If you want good sound on your videos, the choices are limited.  Most consumer oriented video editing programs have limited audio facilities.  Generally it is possible to extract the sound and process it in a separate program.  Magix Audio Cleaning lab is my choice for one of the easiest to use economical programs with a large number of usable features.  Then it is possible to put it back and suppress the original sound track.  The Magix Movie Edit pro 11 does have some capability for adequately suppressing noise.  Basically it has a light version of Audio Cleaning Lab included.  It does not have any pop and tick suppression, but does have a good noise suppression section that uses a noise print.


Unfortunately it does not have any fine adjustments for the audio level so it is extremely difficult to match two audio clips exactly.  I copied a video from two tapes and in the better copy there was a dropout in the sound for several seconds.  The second copy did not have the dropout, so I tried to splice the short segment from the second video into the first one.  Since the audio could only be adjusted in 3dB increments, it could only be matched by putting all of the sliders on the equalizer about 1.5 dB upward.  When the audio clip is displayed as a wave file, it does not change in height as you adjust the volume in the 3dB steps.  In addition when 2 audio clips overlap there was a popping noise introduced.  This was solved by deleting the unwanted clip (which had no sound).  It was also not possible to make a smooth pop free transition between the inserted audio and the main video file.  The moral is that the only way to make a good audio splice is to do it externally with an audio only editor, and hope you can get them back in sync.  An added complication is that sometimes the audio clip would stop playing, or after saving the project, Movie Edit would give an error message upon reload, and delete the clip.  Audio editing that may take a couple of minutes on an audio only editor may take hours on Magix Movie Edit.

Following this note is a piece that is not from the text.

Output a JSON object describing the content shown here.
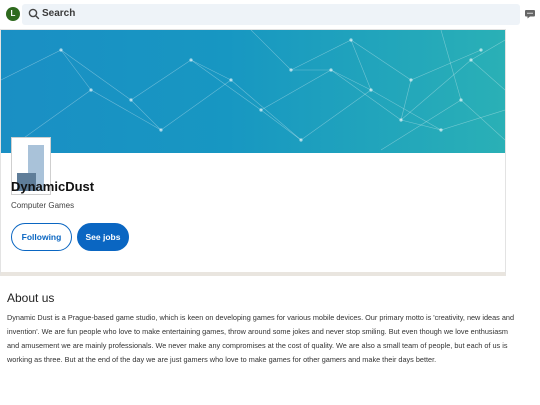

For restoring color balance, most of the products have some good features.  But the Magix Movie Edit lacks precise adjustment of HLS hue/lightness/saturation.  Specifically hue adjustment is only available on an obscure window with a small unlabeled slider.  This is a gross oversight because the NTSC system is notorious for shifting the hue.  Adjusting the RGB red/green/blue levels is not the same as adjusting the hue, and can not compensate for a phase shift in the color signal.  Automatic color control is often unusable in long videos because it can misadjust during motion and create off the wall colors.


So far it is quite evident that the programs are geared more towards creation of new videos than the restoration of older material.


*Registry changes for Hauppauge 250

The keys are in [HKEY_LOCAL_MACHINE\CurrentControlSet\Services\Globespan\Parameters\ivac15\Driver]

Change the HcwAudioScart1Volume.  It defaults to 7701 but by changing the 77 to a lower value it is possible to lower the audio.  The HcwAudioScart1Prescale can also be lowered and this might also fix the problem.  The Hauppauge 150 has keys that allow completely disabling the ACL, but they have not been discovered for the 250.